Compounding our current challenges is the exponential rise in digital forensics reflecting the increasing use of the wide range of digital devices through which we now live our lives. To get on top of this will require a very different model from anything we’ve had in the past – more automated, and exploiting the increasing power of artificial intelligence. But this doesn’t get away from the need to ensure that all information elicited from these devices is properly contextualised, and for the defence to be able to scrutinise the evidence and independently assess what it is likely to mean for an individual defendant.
Breaking the cycle
So, how can we break out of the cost/quality cycle we’ve been stuck in for decades, and avoid actively encouraging miscarriages of justice that this inspires? A good start would surely be by:
- Involving all stakeholders in the delivery of justice (not just the police and prosecution) in setting a proper national strategy for forensic science
- Taking into account the excellent recommendations in the 2019 report of the House of Lords Inquiry into Forensic Science
- Holding broader discussions about in-sourcing of forensic science by the police while there is still an alternative
- Giving the Forensic Regulator long overdue statutory powers so that she can insist all forensic providers are accredited
- Acknowledging that forensic science is much more than just ‘testing’, and using it properly or not at all – to maximise its benefits and minimise the risk of miscarriage of justice
- Recognising that it needs funding properly – both to provide day-to-day services and engage in research and development so it can stay ahead of the game
- Ensuring that, wherever forensic evidence is critical in a case, it is automatically scrutinised on behalf of the defence by a properly qualified and experienced independent forensic scientist to minimise the risk of miscarriage of justice
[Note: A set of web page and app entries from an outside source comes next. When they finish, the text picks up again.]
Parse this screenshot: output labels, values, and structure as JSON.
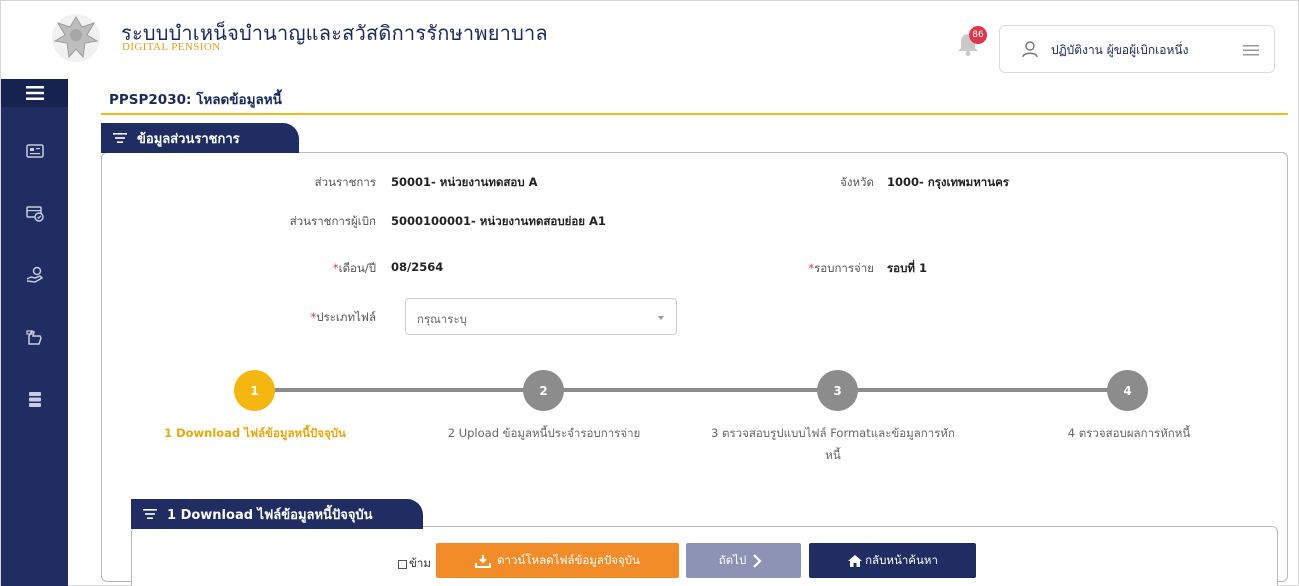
{
  "header": {
    "title": "ระบบบำเหน็จบำนาญและสวัสดิการรักษาพยาบาล",
    "subtitle": "DIGITAL PENSION",
    "notification_count": "86",
    "user_name": "ปฏิบัติงาน ผู้ขอผู้เบิกเอหนึ่ง"
  },
  "sidebar": {
    "items": [
      "menu-icon",
      "card-icon",
      "ticket-icon",
      "money-hand-icon",
      "hand-coin-icon",
      "stack-icon"
    ]
  },
  "page": {
    "title": "PPSP2030: โหลดข้อมูลหนี้"
  },
  "section1": {
    "tab_label": "ข้อมูลส่วนราชการ",
    "fields": {
      "agency_label": "ส่วนราชการ",
      "agency_value": "50001- หน่วยงานทดสอบ A",
      "province_label": "จังหวัด",
      "province_value": "1000- กรุงเทพมหานคร",
      "disbursing_label": "ส่วนราชการผู้เบิก",
      "disbursing_value": "5000100001- หน่วยงานทดสอบย่อย A1",
      "required_mark": "*",
      "month_label": "เดือน/ปี",
      "month_value": "08/2564",
      "round_label": "รอบการจ่าย",
      "round_value": "รอบที่ 1",
      "filetype_label": "ประเภทไฟล์",
      "filetype_placeholder": "กรุณาระบุ"
    }
  },
  "stepper": {
    "steps": [
      {
        "number": "1",
        "label": "1 Download ไฟล์ข้อมูลหนี้ปัจจุบัน",
        "active": true
      },
      {
        "number": "2",
        "label": "2 Upload ข้อมูลหนี้ประจำรอบการจ่าย",
        "active": false
      },
      {
        "number": "3",
        "label_line1": "3 ตรวจสอบรูปแบบไฟล์ Formatและข้อมูลการหัก",
        "label_line2": "หนี้",
        "active": false
      },
      {
        "number": "4",
        "label": "4 ตรวจสอบผลการหักหนี้",
        "active": false
      }
    ]
  },
  "section2": {
    "tab_label": "1 Download ไฟล์ข้อมูลหนี้ปัจจุบัน",
    "skip_label": "ข้าม",
    "download_button": "ดาวน์โหลดไฟล์ข้อมูลปัจจุบัน",
    "next_button": "ถัดไป",
    "back_button": "กลับหน้าค้นหา"
  },
  "colors": {
    "navy": "#1f2d62",
    "gold": "#f5b70f",
    "orange_button": "#f28c28",
    "gray_button": "#8c93b5",
    "required": "#e0364b"
  }
}
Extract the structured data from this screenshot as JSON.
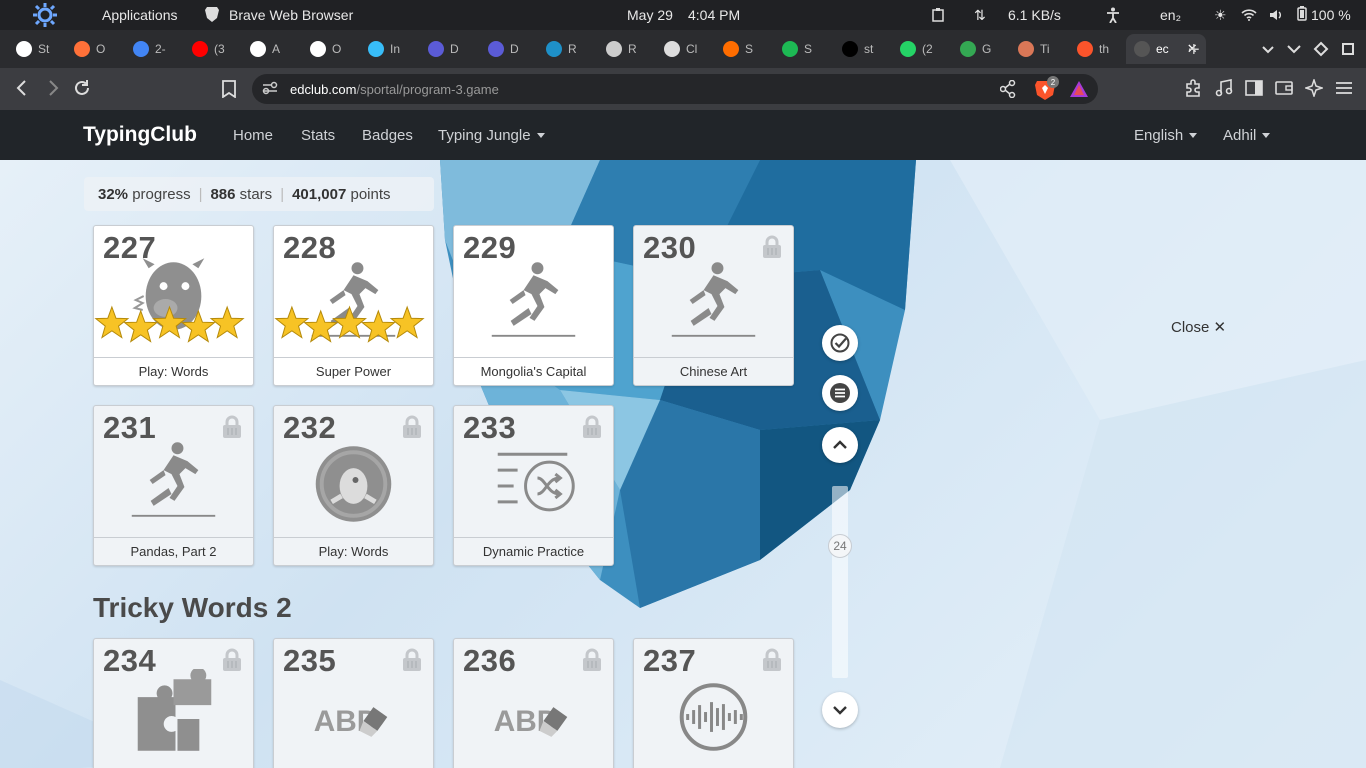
{
  "system_bar": {
    "applications": "Applications",
    "window_title": "Brave Web Browser",
    "date": "May 29",
    "time": "4:04 PM",
    "network_speed": "6.1 KB/s",
    "keyboard_layout": "en₂",
    "battery": "100 %"
  },
  "tabs": [
    {
      "label": "St",
      "icon": "openai-icon",
      "color": "#ffffff"
    },
    {
      "label": "O",
      "icon": "firefox-icon",
      "color": "#ff7139"
    },
    {
      "label": "2-",
      "icon": "google-icon",
      "color": "#4285f4"
    },
    {
      "label": "(3",
      "icon": "youtube-icon",
      "color": "#ff0000"
    },
    {
      "label": "A",
      "icon": "github-icon",
      "color": "#ffffff"
    },
    {
      "label": "O",
      "icon": "github-icon",
      "color": "#ffffff"
    },
    {
      "label": "In",
      "icon": "tailwind-icon",
      "color": "#38bdf8"
    },
    {
      "label": "D",
      "icon": "devtools-icon",
      "color": "#5b5bd6"
    },
    {
      "label": "D",
      "icon": "devtools-icon",
      "color": "#5b5bd6"
    },
    {
      "label": "R",
      "icon": "react-icon",
      "color": "#1e90c8"
    },
    {
      "label": "R",
      "icon": "router-icon",
      "color": "#cccccc"
    },
    {
      "label": "Cl",
      "icon": "claude-icon",
      "color": "#dddddd"
    },
    {
      "label": "S",
      "icon": "blogger-icon",
      "color": "#ff6d00"
    },
    {
      "label": "S",
      "icon": "spotify-icon",
      "color": "#1db954"
    },
    {
      "label": "st",
      "icon": "app-icon",
      "color": "#000000"
    },
    {
      "label": "(2",
      "icon": "whatsapp-icon",
      "color": "#25d366"
    },
    {
      "label": "G",
      "icon": "google-meet-icon",
      "color": "#34a853"
    },
    {
      "label": "Ti",
      "icon": "claude-star-icon",
      "color": "#d97757"
    },
    {
      "label": "th",
      "icon": "brave-icon",
      "color": "#fb542b"
    },
    {
      "label": "ec",
      "icon": "typingclub-icon",
      "color": "#555555"
    }
  ],
  "address_bar": {
    "domain": "edclub.com",
    "path": "/sportal/program-3.game",
    "shield_count": "2"
  },
  "site_nav": {
    "brand": "TypingClub",
    "links": [
      "Home",
      "Stats",
      "Badges",
      "Typing Jungle"
    ],
    "language": "English",
    "user": "Adhil"
  },
  "progress": {
    "percent": "32%",
    "percent_label": "progress",
    "stars": "886",
    "stars_label": "stars",
    "points": "401,007",
    "points_label": "points"
  },
  "lessons": [
    {
      "num": "227",
      "label": "Play: Words",
      "locked": false,
      "stars": 5,
      "art": "monster"
    },
    {
      "num": "228",
      "label": "Super Power",
      "locked": false,
      "stars": 5,
      "art": "runner"
    },
    {
      "num": "229",
      "label": "Mongolia's Capital",
      "locked": false,
      "stars": 0,
      "art": "runner"
    },
    {
      "num": "230",
      "label": "Chinese Art",
      "locked": true,
      "stars": 0,
      "art": "runner"
    },
    {
      "num": "231",
      "label": "Pandas, Part 2",
      "locked": true,
      "stars": 0,
      "art": "runner"
    },
    {
      "num": "232",
      "label": "Play: Words",
      "locked": true,
      "stars": 0,
      "art": "game"
    },
    {
      "num": "233",
      "label": "Dynamic Practice",
      "locked": true,
      "stars": 0,
      "art": "shuffle"
    }
  ],
  "section_title": "Tricky Words 2",
  "section_lessons": [
    {
      "num": "234",
      "locked": true,
      "art": "puzzle"
    },
    {
      "num": "235",
      "locked": true,
      "art": "abc",
      "text": "ABD"
    },
    {
      "num": "236",
      "locked": true,
      "art": "abc",
      "text": "ABD"
    },
    {
      "num": "237",
      "locked": true,
      "art": "audio"
    }
  ],
  "scroller": {
    "indicator": "24"
  },
  "close_label": "Close"
}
- Maintain a broad skills base and holistic approaches to exploit this so we can continue to help solve even the most complex of cases
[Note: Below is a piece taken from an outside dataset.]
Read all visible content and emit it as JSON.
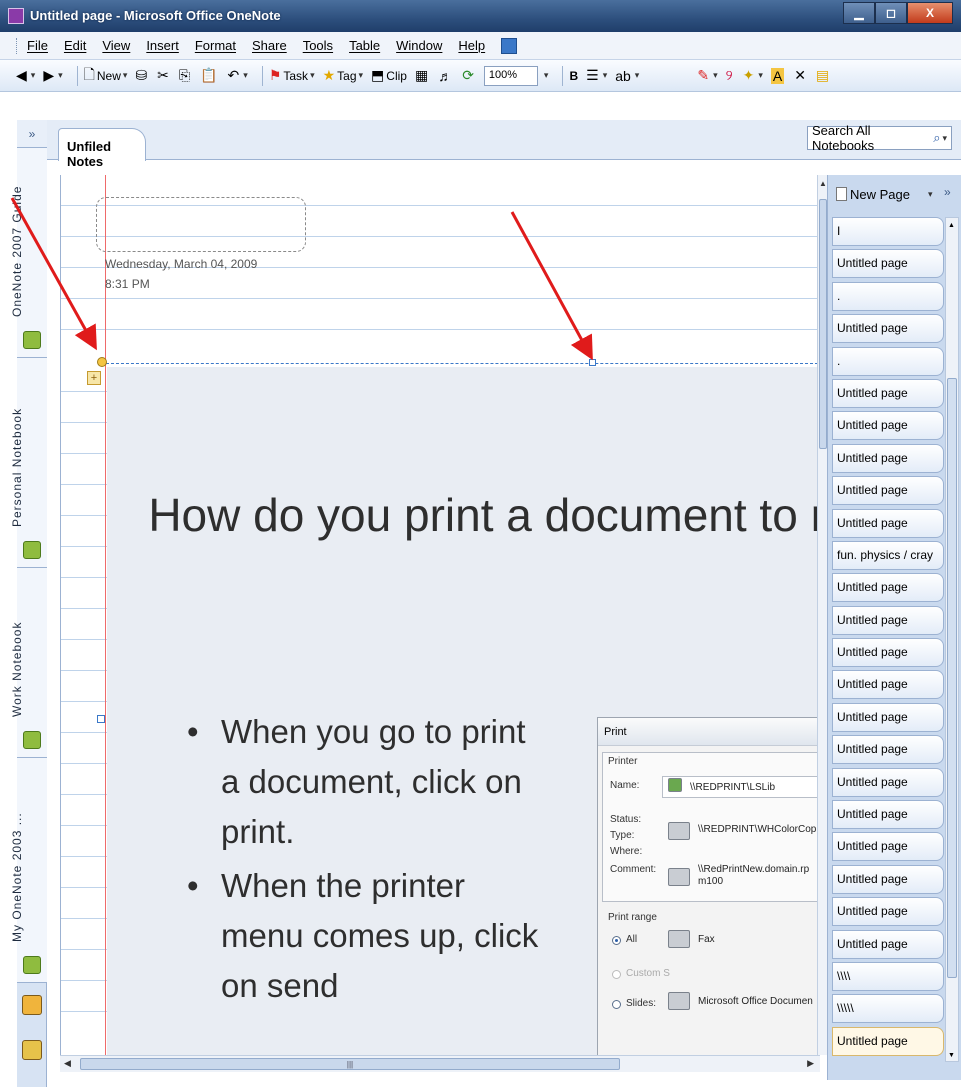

- Ensure lessons are learned from cold case successes and future proof current cases by taking appropriate samples at the outset
As the American essayist and poet, George Santayana, memorably observed:
‘those who do not remember the past are condemned to repeat it’
That certainly looks like what’s been happening with forensic science. But with the added consequence that increasingly the innocent may be convicted of crimes they didn’t commit, and the guilty may be allowed to go free to offend again. And the British public will be right to feel betrayed by those who should know better.
Professor Angela Gallop CBE
Forensic Access Ltd
Angela Gallop is known equally for setting up and running full scale forensic laboratories and for personally leading the scientific teams who helped to solve many of the UK’s most complex and high profile criminal cases including Rachel Nickell, Damilola Taylor and Stephen Lawrence